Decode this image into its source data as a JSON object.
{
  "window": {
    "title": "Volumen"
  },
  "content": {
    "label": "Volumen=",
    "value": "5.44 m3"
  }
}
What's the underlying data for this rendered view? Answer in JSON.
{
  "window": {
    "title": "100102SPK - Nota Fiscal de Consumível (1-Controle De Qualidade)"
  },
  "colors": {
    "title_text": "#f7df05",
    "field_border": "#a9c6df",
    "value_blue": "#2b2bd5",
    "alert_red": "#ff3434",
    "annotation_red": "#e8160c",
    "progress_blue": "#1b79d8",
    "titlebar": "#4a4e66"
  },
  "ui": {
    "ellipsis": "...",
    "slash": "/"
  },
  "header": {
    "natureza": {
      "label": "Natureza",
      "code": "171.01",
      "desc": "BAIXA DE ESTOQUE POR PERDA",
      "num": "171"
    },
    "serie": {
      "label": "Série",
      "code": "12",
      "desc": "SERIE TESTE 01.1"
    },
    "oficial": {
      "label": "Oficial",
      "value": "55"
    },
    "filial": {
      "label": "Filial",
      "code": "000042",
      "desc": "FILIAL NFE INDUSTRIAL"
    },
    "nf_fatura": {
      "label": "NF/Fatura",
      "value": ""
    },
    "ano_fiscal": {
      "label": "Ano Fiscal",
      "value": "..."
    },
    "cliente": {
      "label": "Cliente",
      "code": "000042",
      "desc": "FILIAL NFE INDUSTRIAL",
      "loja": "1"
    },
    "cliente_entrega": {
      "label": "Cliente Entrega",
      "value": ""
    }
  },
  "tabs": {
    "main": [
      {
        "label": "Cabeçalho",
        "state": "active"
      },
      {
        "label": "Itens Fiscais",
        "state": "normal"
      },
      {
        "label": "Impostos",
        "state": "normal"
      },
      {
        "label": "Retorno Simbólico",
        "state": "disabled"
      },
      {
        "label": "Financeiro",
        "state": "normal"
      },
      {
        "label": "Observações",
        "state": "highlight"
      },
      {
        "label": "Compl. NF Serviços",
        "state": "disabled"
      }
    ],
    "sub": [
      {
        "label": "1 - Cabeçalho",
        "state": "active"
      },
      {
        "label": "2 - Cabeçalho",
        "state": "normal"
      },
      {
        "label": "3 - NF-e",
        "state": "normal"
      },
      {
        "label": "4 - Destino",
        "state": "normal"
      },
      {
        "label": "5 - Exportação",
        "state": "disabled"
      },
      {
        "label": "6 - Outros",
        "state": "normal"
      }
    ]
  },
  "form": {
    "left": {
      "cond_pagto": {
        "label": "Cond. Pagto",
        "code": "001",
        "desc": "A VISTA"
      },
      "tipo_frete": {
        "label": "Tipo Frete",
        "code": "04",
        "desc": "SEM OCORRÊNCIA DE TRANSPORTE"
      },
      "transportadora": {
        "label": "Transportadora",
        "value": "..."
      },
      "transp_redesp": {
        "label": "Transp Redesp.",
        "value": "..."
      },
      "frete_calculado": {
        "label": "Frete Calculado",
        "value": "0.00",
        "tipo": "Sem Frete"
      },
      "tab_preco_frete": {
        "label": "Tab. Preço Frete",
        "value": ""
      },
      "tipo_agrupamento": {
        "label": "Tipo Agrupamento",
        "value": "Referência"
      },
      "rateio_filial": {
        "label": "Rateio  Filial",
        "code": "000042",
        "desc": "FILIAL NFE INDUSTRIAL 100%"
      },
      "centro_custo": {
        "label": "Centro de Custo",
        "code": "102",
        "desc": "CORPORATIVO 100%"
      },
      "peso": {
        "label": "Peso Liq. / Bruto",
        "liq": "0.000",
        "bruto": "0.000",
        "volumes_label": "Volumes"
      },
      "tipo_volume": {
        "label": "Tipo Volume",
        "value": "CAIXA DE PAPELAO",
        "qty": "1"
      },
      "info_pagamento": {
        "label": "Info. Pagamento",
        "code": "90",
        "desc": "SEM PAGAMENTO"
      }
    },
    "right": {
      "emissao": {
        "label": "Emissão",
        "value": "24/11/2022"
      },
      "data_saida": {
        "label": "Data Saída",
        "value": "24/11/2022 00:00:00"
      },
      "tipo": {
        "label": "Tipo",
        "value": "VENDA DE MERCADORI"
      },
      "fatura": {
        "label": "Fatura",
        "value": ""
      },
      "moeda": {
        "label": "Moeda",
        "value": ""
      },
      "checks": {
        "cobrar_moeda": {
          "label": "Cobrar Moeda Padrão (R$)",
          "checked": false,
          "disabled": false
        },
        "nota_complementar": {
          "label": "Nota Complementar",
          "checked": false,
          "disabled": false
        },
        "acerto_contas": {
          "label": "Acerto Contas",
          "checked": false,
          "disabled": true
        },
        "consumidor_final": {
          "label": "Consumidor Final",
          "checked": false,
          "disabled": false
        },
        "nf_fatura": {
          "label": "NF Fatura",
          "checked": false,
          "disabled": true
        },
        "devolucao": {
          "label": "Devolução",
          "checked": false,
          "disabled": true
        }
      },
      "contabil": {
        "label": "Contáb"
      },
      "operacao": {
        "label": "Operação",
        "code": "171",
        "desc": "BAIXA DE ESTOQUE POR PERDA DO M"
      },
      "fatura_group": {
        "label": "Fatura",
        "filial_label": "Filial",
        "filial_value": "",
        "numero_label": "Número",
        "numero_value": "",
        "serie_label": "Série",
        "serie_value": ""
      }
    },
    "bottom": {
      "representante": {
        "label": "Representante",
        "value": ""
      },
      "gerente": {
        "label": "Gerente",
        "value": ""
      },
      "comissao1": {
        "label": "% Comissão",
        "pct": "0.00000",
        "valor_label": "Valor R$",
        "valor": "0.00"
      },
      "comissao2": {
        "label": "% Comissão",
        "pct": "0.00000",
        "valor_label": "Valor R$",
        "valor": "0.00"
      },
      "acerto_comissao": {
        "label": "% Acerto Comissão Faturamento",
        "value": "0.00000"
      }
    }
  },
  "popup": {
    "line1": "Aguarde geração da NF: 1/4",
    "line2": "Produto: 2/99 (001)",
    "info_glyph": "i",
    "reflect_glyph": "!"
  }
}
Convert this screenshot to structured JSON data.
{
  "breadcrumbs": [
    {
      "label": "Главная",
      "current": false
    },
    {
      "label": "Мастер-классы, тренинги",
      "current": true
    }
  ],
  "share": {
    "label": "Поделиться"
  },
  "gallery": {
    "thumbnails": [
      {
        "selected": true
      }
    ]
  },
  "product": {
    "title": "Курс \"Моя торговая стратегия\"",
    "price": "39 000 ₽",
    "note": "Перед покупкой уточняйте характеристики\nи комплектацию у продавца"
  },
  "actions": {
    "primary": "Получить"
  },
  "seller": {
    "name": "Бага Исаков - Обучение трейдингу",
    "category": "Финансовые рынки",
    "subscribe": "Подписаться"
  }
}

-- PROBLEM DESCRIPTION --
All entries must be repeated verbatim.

-- EXERCISE RESULT --
Decode this image into its source data as a JSON object.
{
  "window": {
    "title": "Volumen"
  },
  "content": {
    "label": "Volumen=",
    "value": "5.44 m3"
  }
}
What's the underlying data for this rendered view? Answer in JSON.
{
  "window": {
    "title": "100102SPK - Nota Fiscal de Consumível (1-Controle De Qualidade)"
  },
  "colors": {
    "title_text": "#f7df05",
    "field_border": "#a9c6df",
    "value_blue": "#2b2bd5",
    "alert_red": "#ff3434",
    "annotation_red": "#e8160c",
    "progress_blue": "#1b79d8",
    "titlebar": "#4a4e66"
  },
  "ui": {
    "ellipsis": "...",
    "slash": "/"
  },
  "header": {
    "natureza": {
      "label": "Natureza",
      "code": "171.01",
      "desc": "BAIXA DE ESTOQUE POR PERDA",
      "num": "171"
    },
    "serie": {
      "label": "Série",
      "code": "12",
      "desc": "SERIE TESTE 01.1"
    },
    "oficial": {
      "label": "Oficial",
      "value": "55"
    },
    "filial": {
      "label": "Filial",
      "code": "000042",
      "desc": "FILIAL NFE INDUSTRIAL"
    },
    "nf_fatura": {
      "label": "NF/Fatura",
      "value": ""
    },
    "ano_fiscal": {
      "label": "Ano Fiscal",
      "value": "..."
    },
    "cliente": {
      "label": "Cliente",
      "code": "000042",
      "desc": "FILIAL NFE INDUSTRIAL",
      "loja": "1"
    },
    "cliente_entrega": {
      "label": "Cliente Entrega",
      "value": ""
    }
  },
  "tabs": {
    "main": [
      {
        "label": "Cabeçalho",
        "state": "active"
      },
      {
        "label": "Itens Fiscais",
        "state": "normal"
      },
      {
        "label": "Impostos",
        "state": "normal"
      },
      {
        "label": "Retorno Simbólico",
        "state": "disabled"
      },
      {
        "label": "Financeiro",
        "state": "normal"
      },
      {
        "label": "Observações",
        "state": "highlight"
      },
      {
        "label": "Compl. NF Serviços",
        "state": "disabled"
      }
    ],
    "sub": [
      {
        "label": "1 - Cabeçalho",
        "state": "active"
      },
      {
        "label": "2 - Cabeçalho",
        "state": "normal"
      },
      {
        "label": "3 - NF-e",
        "state": "normal"
      },
      {
        "label": "4 - Destino",
        "state": "normal"
      },
      {
        "label": "5 - Exportação",
        "state": "disabled"
      },
      {
        "label": "6 - Outros",
        "state": "normal"
      }
    ]
  },
  "form": {
    "left": {
      "cond_pagto": {
        "label": "Cond. Pagto",
        "code": "001",
        "desc": "A VISTA"
      },
      "tipo_frete": {
        "label": "Tipo Frete",
        "code": "04",
        "desc": "SEM OCORRÊNCIA DE TRANSPORTE"
      },
      "transportadora": {
        "label": "Transportadora",
        "value": "..."
      },
      "transp_redesp": {
        "label": "Transp Redesp.",
        "value": "..."
      },
      "frete_calculado": {
        "label": "Frete Calculado",
        "value": "0.00",
        "tipo": "Sem Frete"
      },
      "tab_preco_frete": {
        "label": "Tab. Preço Frete",
        "value": ""
      },
      "tipo_agrupamento": {
        "label": "Tipo Agrupamento",
        "value": "Referência"
      },
      "rateio_filial": {
        "label": "Rateio  Filial",
        "code": "000042",
        "desc": "FILIAL NFE INDUSTRIAL 100%"
      },
      "centro_custo": {
        "label": "Centro de Custo",
        "code": "102",
        "desc": "CORPORATIVO 100%"
      },
      "peso": {
        "label": "Peso Liq. / Bruto",
        "liq": "0.000",
        "bruto": "0.000",
        "volumes_label": "Volumes"
      },
      "tipo_volume": {
        "label": "Tipo Volume",
        "value": "CAIXA DE PAPELAO",
        "qty": "1"
      },
      "info_pagamento": {
        "label": "Info. Pagamento",
        "code": "90",
        "desc": "SEM PAGAMENTO"
      }
    },
    "right": {
      "emissao": {
        "label": "Emissão",
        "value": "24/11/2022"
      },
      "data_saida": {
        "label": "Data Saída",
        "value": "24/11/2022 00:00:00"
      },
      "tipo": {
        "label": "Tipo",
        "value": "VENDA DE MERCADORI"
      },
      "fatura": {
        "label": "Fatura",
        "value": ""
      },
      "moeda": {
        "label": "Moeda",
        "value": ""
      },
      "checks": {
        "cobrar_moeda": {
          "label": "Cobrar Moeda Padrão (R$)",
          "checked": false,
          "disabled": false
        },
        "nota_complementar": {
          "label": "Nota Complementar",
          "checked": false,
          "disabled": false
        },
        "acerto_contas": {
          "label": "Acerto Contas",
          "checked": false,
          "disabled": true
        },
        "consumidor_final": {
          "label": "Consumidor Final",
          "checked": false,
          "disabled": false
        },
        "nf_fatura": {
          "label": "NF Fatura",
          "checked": false,
          "disabled": true
        },
        "devolucao": {
          "label": "Devolução",
          "checked": false,
          "disabled": true
        }
      },
      "contabil": {
        "label": "Contáb"
      },
      "operacao": {
        "label": "Operação",
        "code": "171",
        "desc": "BAIXA DE ESTOQUE POR PERDA DO M"
      },
      "fatura_group": {
        "label": "Fatura",
        "filial_label": "Filial",
        "filial_value": "",
        "numero_label": "Número",
        "numero_value": "",
        "serie_label": "Série",
        "serie_value": ""
      }
    },
    "bottom": {
      "representante": {
        "label": "Representante",
        "value": ""
      },
      "gerente": {
        "label": "Gerente",
        "value": ""
      },
      "comissao1": {
        "label": "% Comissão",
        "pct": "0.00000",
        "valor_label": "Valor R$",
        "valor": "0.00"
      },
      "comissao2": {
        "label": "% Comissão",
        "pct": "0.00000",
        "valor_label": "Valor R$",
        "valor": "0.00"
      },
      "acerto_comissao": {
        "label": "% Acerto Comissão Faturamento",
        "value": "0.00000"
      }
    }
  },
  "popup": {
    "line1": "Aguarde geração da NF: 1/4",
    "line2": "Produto: 2/99 (001)",
    "info_glyph": "i",
    "reflect_glyph": "!"
  }
}
Convert this screenshot to structured JSON data.
{
  "breadcrumbs": [
    {
      "label": "Главная",
      "current": false
    },
    {
      "label": "Мастер-классы, тренинги",
      "current": true
    }
  ],
  "share": {
    "label": "Поделиться"
  },
  "gallery": {
    "thumbnails": [
      {
        "selected": true
      }
    ]
  },
  "product": {
    "title": "Курс \"Моя торговая стратегия\"",
    "price": "39 000 ₽",
    "note": "Перед покупкой уточняйте характеристики\nи комплектацию у продавца"
  },
  "actions": {
    "primary": "Получить"
  },
  "seller": {
    "name": "Бага Исаков - Обучение трейдингу",
    "category": "Финансовые рынки",
    "subscribe": "Подписаться"
  }
}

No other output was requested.